Dataset rows for apps and sites:
---*---

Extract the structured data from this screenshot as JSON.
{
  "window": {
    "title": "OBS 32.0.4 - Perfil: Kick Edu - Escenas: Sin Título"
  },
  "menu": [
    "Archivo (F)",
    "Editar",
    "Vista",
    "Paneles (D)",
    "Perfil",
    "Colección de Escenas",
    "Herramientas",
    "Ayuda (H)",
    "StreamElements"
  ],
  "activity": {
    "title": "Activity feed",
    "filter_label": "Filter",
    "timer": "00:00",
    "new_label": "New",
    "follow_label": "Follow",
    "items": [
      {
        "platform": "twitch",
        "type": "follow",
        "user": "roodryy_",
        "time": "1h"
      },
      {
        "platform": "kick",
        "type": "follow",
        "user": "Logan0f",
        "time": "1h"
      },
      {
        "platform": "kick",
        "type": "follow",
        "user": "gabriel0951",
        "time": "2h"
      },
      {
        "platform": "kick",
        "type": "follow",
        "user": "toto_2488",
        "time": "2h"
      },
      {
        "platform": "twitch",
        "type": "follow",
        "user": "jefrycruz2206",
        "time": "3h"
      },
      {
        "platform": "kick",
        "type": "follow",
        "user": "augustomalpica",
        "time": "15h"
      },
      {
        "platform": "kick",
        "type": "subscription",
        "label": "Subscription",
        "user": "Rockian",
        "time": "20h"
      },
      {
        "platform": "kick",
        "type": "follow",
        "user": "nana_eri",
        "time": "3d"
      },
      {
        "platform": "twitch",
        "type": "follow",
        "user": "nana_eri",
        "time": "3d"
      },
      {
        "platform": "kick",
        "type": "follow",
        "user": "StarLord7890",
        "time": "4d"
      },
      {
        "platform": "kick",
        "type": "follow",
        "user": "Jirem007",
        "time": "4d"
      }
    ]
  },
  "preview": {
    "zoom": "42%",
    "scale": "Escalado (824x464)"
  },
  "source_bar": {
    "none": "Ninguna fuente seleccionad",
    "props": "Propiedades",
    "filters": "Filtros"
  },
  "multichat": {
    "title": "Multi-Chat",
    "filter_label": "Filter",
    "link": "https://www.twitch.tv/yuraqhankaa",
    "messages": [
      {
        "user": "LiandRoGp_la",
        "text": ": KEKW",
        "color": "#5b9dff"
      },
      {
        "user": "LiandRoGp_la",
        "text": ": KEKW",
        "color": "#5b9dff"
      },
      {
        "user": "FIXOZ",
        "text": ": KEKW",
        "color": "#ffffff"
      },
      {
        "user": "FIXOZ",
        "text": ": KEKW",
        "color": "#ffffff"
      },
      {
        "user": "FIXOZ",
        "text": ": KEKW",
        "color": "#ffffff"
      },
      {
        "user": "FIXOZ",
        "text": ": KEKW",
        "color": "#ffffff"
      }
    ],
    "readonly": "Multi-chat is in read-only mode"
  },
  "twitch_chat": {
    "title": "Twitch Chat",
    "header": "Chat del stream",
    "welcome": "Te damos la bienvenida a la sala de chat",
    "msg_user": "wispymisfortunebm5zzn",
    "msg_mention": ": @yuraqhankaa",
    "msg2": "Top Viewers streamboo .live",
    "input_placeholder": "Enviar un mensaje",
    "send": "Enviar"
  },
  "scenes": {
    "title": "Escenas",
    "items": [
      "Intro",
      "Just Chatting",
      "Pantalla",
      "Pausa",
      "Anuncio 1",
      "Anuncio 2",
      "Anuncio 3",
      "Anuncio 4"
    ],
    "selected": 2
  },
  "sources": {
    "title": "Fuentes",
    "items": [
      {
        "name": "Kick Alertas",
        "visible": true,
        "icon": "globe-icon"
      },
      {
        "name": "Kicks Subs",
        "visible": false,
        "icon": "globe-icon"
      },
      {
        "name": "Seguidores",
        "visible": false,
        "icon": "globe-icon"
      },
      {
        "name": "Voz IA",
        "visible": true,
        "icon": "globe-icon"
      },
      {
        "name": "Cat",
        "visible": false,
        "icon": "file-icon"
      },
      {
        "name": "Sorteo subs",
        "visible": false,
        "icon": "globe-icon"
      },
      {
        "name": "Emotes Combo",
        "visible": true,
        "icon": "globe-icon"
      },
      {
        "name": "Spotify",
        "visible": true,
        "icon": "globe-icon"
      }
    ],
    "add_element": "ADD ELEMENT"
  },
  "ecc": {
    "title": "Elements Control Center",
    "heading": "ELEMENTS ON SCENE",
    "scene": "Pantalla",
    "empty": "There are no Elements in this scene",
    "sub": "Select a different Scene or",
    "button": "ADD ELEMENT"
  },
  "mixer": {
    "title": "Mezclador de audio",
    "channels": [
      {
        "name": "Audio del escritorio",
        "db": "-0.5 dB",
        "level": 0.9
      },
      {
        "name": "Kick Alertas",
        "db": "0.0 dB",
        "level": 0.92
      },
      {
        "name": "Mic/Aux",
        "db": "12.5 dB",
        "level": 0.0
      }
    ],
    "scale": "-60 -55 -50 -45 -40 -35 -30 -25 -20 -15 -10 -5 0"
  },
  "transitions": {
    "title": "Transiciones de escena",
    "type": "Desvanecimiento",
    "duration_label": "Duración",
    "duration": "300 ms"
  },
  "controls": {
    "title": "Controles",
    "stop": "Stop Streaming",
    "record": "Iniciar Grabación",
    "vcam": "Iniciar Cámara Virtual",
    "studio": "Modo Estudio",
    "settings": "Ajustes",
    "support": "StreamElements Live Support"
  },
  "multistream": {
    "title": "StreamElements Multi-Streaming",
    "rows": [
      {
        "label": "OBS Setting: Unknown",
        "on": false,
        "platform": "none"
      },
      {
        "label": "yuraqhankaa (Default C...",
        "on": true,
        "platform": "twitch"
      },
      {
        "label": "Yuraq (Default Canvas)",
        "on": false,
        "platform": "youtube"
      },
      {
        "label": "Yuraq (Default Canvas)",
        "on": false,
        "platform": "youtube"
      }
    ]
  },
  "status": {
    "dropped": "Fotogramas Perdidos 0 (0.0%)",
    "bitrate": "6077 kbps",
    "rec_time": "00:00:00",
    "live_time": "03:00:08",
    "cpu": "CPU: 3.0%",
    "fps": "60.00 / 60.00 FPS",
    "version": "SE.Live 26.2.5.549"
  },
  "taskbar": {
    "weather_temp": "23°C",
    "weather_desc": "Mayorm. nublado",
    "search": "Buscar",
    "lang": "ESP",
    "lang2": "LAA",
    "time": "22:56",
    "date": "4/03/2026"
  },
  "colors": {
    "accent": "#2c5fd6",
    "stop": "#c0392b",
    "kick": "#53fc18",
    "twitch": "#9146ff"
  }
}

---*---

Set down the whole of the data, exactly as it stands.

* Answer to this problem *
Extract the structured data from this screenshot as JSON.
{
  "window": {
    "title": "OBS 32.0.4 - Perfil: Kick Edu - Escenas: Sin Título"
  },
  "menu": [
    "Archivo (F)",
    "Editar",
    "Vista",
    "Paneles (D)",
    "Perfil",
    "Colección de Escenas",
    "Herramientas",
    "Ayuda (H)",
    "StreamElements"
  ],
  "activity": {
    "title": "Activity feed",
    "filter_label": "Filter",
    "timer": "00:00",
    "new_label": "New",
    "follow_label": "Follow",
    "items": [
      {
        "platform": "twitch",
        "type": "follow",
        "user": "roodryy_",
        "time": "1h"
      },
      {
        "platform": "kick",
        "type": "follow",
        "user": "Logan0f",
        "time": "1h"
      },
      {
        "platform": "kick",
        "type": "follow",
        "user": "gabriel0951",
        "time": "2h"
      },
      {
        "platform": "kick",
        "type": "follow",
        "user": "toto_2488",
        "time": "2h"
      },
      {
        "platform": "twitch",
        "type": "follow",
        "user": "jefrycruz2206",
        "time": "3h"
      },
      {
        "platform": "kick",
        "type": "follow",
        "user": "augustomalpica",
        "time": "15h"
      },
      {
        "platform": "kick",
        "type": "subscription",
        "label": "Subscription",
        "user": "Rockian",
        "time": "20h"
      },
      {
        "platform": "kick",
        "type": "follow",
        "user": "nana_eri",
        "time": "3d"
      },
      {
        "platform": "twitch",
        "type": "follow",
        "user": "nana_eri",
        "time": "3d"
      },
      {
        "platform": "kick",
        "type": "follow",
        "user": "StarLord7890",
        "time": "4d"
      },
      {
        "platform": "kick",
        "type": "follow",
        "user": "Jirem007",
        "time": "4d"
      }
    ]
  },
  "preview": {
    "zoom": "42%",
    "scale": "Escalado (824x464)"
  },
  "source_bar": {
    "none": "Ninguna fuente seleccionad",
    "props": "Propiedades",
    "filters": "Filtros"
  },
  "multichat": {
    "title": "Multi-Chat",
    "filter_label": "Filter",
    "link": "https://www.twitch.tv/yuraqhankaa",
    "messages": [
      {
        "user": "LiandRoGp_la",
        "text": ": KEKW",
        "color": "#5b9dff"
      },
      {
        "user": "LiandRoGp_la",
        "text": ": KEKW",
        "color": "#5b9dff"
      },
      {
        "user": "FIXOZ",
        "text": ": KEKW",
        "color": "#ffffff"
      },
      {
        "user": "FIXOZ",
        "text": ": KEKW",
        "color": "#ffffff"
      },
      {
        "user": "FIXOZ",
        "text": ": KEKW",
        "color": "#ffffff"
      },
      {
        "user": "FIXOZ",
        "text": ": KEKW",
        "color": "#ffffff"
      }
    ],
    "readonly": "Multi-chat is in read-only mode"
  },
  "twitch_chat": {
    "title": "Twitch Chat",
    "header": "Chat del stream",
    "welcome": "Te damos la bienvenida a la sala de chat",
    "msg_user": "wispymisfortunebm5zzn",
    "msg_mention": ": @yuraqhankaa",
    "msg2": "Top Viewers streamboo .live",
    "input_placeholder": "Enviar un mensaje",
    "send": "Enviar"
  },
  "scenes": {
    "title": "Escenas",
    "items": [
      "Intro",
      "Just Chatting",
      "Pantalla",
      "Pausa",
      "Anuncio 1",
      "Anuncio 2",
      "Anuncio 3",
      "Anuncio 4"
    ],
    "selected": 2
  },
  "sources": {
    "title": "Fuentes",
    "items": [
      {
        "name": "Kick Alertas",
        "visible": true,
        "icon": "globe-icon"
      },
      {
        "name": "Kicks Subs",
        "visible": false,
        "icon": "globe-icon"
      },
      {
        "name": "Seguidores",
        "visible": false,
        "icon": "globe-icon"
      },
      {
        "name": "Voz IA",
        "visible": true,
        "icon": "globe-icon"
      },
      {
        "name": "Cat",
        "visible": false,
        "icon": "file-icon"
      },
      {
        "name": "Sorteo subs",
        "visible": false,
        "icon": "globe-icon"
      },
      {
        "name": "Emotes Combo",
        "visible": true,
        "icon": "globe-icon"
      },
      {
        "name": "Spotify",
        "visible": true,
        "icon": "globe-icon"
      }
    ],
    "add_element": "ADD ELEMENT"
  },
  "ecc": {
    "title": "Elements Control Center",
    "heading": "ELEMENTS ON SCENE",
    "scene": "Pantalla",
    "empty": "There are no Elements in this scene",
    "sub": "Select a different Scene or",
    "button": "ADD ELEMENT"
  },
  "mixer": {
    "title": "Mezclador de audio",
    "channels": [
      {
        "name": "Audio del escritorio",
        "db": "-0.5 dB",
        "level": 0.9
      },
      {
        "name": "Kick Alertas",
        "db": "0.0 dB",
        "level": 0.92
      },
      {
        "name": "Mic/Aux",
        "db": "12.5 dB",
        "level": 0.0
      }
    ],
    "scale": "-60 -55 -50 -45 -40 -35 -30 -25 -20 -15 -10 -5 0"
  },
  "transitions": {
    "title": "Transiciones de escena",
    "type": "Desvanecimiento",
    "duration_label": "Duración",
    "duration": "300 ms"
  },
  "controls": {
    "title": "Controles",
    "stop": "Stop Streaming",
    "record": "Iniciar Grabación",
    "vcam": "Iniciar Cámara Virtual",
    "studio": "Modo Estudio",
    "settings": "Ajustes",
    "support": "StreamElements Live Support"
  },
  "multistream": {
    "title": "StreamElements Multi-Streaming",
    "rows": [
      {
        "label": "OBS Setting: Unknown",
        "on": false,
        "platform": "none"
      },
      {
        "label": "yuraqhankaa (Default C...",
        "on": true,
        "platform": "twitch"
      },
      {
        "label": "Yuraq (Default Canvas)",
        "on": false,
        "platform": "youtube"
      },
      {
        "label": "Yuraq (Default Canvas)",
        "on": false,
        "platform": "youtube"
      }
    ]
  },
  "status": {
    "dropped": "Fotogramas Perdidos 0 (0.0%)",
    "bitrate": "6077 kbps",
    "rec_time": "00:00:00",
    "live_time": "03:00:08",
    "cpu": "CPU: 3.0%",
    "fps": "60.00 / 60.00 FPS",
    "version": "SE.Live 26.2.5.549"
  },
  "taskbar": {
    "weather_temp": "23°C",
    "weather_desc": "Mayorm. nublado",
    "search": "Buscar",
    "lang": "ESP",
    "lang2": "LAA",
    "time": "22:56",
    "date": "4/03/2026"
  },
  "colors": {
    "accent": "#2c5fd6",
    "stop": "#c0392b",
    "kick": "#53fc18",
    "twitch": "#9146ff"
  }
}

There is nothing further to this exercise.